Barthelasse

by Elizabeth Gibson

Summer in Avignon makes the Rhône soupy and green.
The ancient city stands over us; the broken bridge aches
for its lost part, its other half, that led to the river island
of Barthelasse. Did you know people used to sing and
dance there, the bridge above them, and someone smart
wrote a song about it? But somehow over time the folks

ended up dancing on the bridge, not under it. History can
change things in a second; she is cruel and temperamental.
She did not see us under the bridge. She did not see that
we were happy there out of the way, we were hurting no
one at all, we loved and our love was surely more vital to
the curve and sweep of time than the bang of muskets or
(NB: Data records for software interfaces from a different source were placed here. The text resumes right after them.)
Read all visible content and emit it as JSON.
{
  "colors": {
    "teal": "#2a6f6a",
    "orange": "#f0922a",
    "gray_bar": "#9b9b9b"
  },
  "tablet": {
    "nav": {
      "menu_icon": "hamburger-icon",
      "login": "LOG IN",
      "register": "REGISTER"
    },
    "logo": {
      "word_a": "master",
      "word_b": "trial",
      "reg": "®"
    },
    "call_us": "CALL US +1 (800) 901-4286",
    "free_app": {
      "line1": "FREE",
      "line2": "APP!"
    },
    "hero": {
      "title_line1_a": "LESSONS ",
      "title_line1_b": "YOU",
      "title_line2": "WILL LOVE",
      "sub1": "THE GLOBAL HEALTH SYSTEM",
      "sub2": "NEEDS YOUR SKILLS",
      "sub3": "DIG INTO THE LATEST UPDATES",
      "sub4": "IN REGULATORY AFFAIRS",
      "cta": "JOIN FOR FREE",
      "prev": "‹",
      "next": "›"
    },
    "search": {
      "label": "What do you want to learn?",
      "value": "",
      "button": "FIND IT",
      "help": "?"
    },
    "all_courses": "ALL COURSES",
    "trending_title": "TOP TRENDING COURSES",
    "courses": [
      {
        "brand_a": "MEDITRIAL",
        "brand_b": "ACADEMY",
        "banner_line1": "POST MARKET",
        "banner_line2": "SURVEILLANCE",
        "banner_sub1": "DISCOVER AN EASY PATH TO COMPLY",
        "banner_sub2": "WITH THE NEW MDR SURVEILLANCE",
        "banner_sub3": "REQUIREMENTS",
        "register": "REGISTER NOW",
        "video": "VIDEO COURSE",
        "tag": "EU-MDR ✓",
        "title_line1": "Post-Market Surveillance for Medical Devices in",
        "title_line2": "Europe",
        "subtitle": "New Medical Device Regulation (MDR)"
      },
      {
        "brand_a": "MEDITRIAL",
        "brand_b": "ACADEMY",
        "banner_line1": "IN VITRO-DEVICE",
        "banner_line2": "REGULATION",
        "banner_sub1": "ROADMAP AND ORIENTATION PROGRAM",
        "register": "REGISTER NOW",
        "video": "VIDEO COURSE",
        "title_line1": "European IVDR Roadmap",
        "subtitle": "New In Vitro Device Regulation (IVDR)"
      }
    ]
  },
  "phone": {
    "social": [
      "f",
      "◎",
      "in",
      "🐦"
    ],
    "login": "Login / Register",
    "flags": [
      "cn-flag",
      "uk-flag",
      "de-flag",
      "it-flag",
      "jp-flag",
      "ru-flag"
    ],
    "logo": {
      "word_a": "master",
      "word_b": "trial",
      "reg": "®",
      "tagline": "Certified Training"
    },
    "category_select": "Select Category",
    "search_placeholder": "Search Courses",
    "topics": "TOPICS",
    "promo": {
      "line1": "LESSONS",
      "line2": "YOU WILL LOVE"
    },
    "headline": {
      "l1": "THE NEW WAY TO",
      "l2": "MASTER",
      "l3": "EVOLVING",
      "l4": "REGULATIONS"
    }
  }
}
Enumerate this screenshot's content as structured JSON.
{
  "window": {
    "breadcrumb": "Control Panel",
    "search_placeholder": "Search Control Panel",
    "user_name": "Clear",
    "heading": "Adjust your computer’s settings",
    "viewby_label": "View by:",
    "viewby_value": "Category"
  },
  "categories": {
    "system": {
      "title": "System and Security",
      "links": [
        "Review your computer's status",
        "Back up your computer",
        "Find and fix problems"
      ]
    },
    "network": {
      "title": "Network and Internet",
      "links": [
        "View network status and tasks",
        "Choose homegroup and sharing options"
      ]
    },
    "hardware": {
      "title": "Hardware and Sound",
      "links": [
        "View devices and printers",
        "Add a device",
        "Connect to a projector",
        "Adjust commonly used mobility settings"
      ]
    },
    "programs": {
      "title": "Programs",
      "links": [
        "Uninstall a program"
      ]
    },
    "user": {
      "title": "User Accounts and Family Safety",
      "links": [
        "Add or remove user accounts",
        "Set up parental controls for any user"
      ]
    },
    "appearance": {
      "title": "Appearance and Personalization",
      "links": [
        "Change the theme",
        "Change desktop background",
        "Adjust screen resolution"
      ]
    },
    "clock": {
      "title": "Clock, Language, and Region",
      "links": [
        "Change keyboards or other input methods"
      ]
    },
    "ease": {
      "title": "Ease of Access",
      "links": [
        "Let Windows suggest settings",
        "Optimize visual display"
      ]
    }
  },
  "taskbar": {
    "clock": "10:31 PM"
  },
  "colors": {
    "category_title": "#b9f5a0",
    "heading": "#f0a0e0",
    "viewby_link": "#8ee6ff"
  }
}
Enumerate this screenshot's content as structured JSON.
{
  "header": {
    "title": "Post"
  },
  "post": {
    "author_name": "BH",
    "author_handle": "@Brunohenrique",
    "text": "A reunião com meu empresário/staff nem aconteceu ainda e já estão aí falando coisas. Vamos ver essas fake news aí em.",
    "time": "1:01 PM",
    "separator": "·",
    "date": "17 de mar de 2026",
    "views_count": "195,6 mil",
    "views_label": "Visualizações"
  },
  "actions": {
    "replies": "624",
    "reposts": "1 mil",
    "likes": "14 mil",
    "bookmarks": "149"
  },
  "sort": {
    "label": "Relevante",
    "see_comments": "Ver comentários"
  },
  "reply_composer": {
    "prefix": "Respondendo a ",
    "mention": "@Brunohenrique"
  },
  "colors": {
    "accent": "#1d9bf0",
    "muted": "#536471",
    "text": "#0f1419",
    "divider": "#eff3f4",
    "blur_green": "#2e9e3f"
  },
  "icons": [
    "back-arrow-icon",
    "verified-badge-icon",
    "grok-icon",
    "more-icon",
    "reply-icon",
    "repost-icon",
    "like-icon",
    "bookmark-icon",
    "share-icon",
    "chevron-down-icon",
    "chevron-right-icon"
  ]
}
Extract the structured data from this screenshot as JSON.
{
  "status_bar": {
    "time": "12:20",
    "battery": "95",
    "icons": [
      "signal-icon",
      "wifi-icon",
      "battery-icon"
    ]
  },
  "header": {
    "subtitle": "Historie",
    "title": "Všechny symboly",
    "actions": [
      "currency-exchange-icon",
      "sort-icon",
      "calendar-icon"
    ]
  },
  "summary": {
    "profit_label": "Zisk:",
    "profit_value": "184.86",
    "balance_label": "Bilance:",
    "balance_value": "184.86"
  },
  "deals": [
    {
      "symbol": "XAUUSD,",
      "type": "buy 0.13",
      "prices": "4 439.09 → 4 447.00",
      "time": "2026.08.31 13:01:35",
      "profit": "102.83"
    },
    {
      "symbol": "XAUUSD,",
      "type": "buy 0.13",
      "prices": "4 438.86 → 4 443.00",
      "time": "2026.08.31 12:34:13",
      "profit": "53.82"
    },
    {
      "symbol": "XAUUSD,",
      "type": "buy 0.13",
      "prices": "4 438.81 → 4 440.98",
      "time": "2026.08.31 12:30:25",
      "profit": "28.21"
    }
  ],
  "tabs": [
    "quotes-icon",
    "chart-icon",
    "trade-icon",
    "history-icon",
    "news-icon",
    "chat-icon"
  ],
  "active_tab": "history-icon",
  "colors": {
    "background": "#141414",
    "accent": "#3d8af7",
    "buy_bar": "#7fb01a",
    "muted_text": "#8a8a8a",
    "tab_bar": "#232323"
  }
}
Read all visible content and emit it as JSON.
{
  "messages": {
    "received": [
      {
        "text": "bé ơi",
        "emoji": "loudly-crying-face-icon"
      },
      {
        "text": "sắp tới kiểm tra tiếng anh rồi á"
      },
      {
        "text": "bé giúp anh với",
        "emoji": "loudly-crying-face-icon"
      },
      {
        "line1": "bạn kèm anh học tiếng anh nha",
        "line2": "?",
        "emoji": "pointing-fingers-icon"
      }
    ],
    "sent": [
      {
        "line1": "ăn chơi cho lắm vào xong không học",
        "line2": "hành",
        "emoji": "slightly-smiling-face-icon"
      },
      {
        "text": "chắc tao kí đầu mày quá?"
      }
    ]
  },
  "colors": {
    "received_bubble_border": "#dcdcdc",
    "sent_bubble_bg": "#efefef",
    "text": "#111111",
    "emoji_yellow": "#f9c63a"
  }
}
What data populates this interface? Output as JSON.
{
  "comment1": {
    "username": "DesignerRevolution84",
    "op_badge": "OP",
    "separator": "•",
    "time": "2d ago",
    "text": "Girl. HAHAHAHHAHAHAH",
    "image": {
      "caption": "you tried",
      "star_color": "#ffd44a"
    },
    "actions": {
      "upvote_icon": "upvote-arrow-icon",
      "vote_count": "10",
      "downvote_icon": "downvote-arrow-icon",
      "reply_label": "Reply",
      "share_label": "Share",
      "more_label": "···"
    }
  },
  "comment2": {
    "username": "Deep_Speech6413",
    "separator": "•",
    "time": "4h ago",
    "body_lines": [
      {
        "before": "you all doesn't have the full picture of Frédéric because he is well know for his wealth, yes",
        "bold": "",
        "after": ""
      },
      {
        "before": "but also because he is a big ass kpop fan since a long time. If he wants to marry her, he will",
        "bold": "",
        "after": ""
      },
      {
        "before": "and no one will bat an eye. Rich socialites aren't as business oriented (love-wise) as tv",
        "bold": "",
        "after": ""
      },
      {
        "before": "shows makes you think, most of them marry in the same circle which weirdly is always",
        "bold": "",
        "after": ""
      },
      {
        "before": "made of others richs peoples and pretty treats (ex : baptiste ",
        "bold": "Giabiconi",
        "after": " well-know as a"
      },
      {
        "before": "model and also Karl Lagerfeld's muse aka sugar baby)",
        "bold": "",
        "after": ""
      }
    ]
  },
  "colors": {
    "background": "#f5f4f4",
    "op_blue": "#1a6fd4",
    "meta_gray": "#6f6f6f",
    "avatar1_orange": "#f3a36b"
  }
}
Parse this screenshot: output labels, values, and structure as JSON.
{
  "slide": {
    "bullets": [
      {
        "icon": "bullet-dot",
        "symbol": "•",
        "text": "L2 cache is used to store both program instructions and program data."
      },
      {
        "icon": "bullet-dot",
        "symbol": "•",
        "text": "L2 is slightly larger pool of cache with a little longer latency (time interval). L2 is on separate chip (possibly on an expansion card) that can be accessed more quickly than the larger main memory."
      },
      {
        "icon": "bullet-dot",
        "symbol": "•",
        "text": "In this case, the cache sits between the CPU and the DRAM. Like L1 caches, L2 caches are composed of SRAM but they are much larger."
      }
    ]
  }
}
the hiss of hearts stopping. History told us to get up off
the island of Barthelasse, go back across the Rhône, and
for me to pick up weapons and fight and for her to go and
wait for me somewhere far away in a sea of lavender and
olives. She hid fugitives, she tended to wounds, and she
generally was worthwhile. I cannot be convinced I was

when all I did was kill Germans. Stop hearts. Split up
lovers. History ordained that I dance on top of the bridge.
But I was supposed to be below it, of that I am sure. My
place was to help, not to destroy. She and I were reunited
but it was never the same. Now we are back and the river
is green and the city looks the same as it did hundreds of

years ago except that the bridge is broken now. The
river currents were too much for it and they let half of it
go. We sit and talk and don’t really get anywhere and
there are moments when – call me crazy – I think I see
the other half of the bridge, a ghostly outline hovering
above me. I think I see people dancing. Then it’s gone.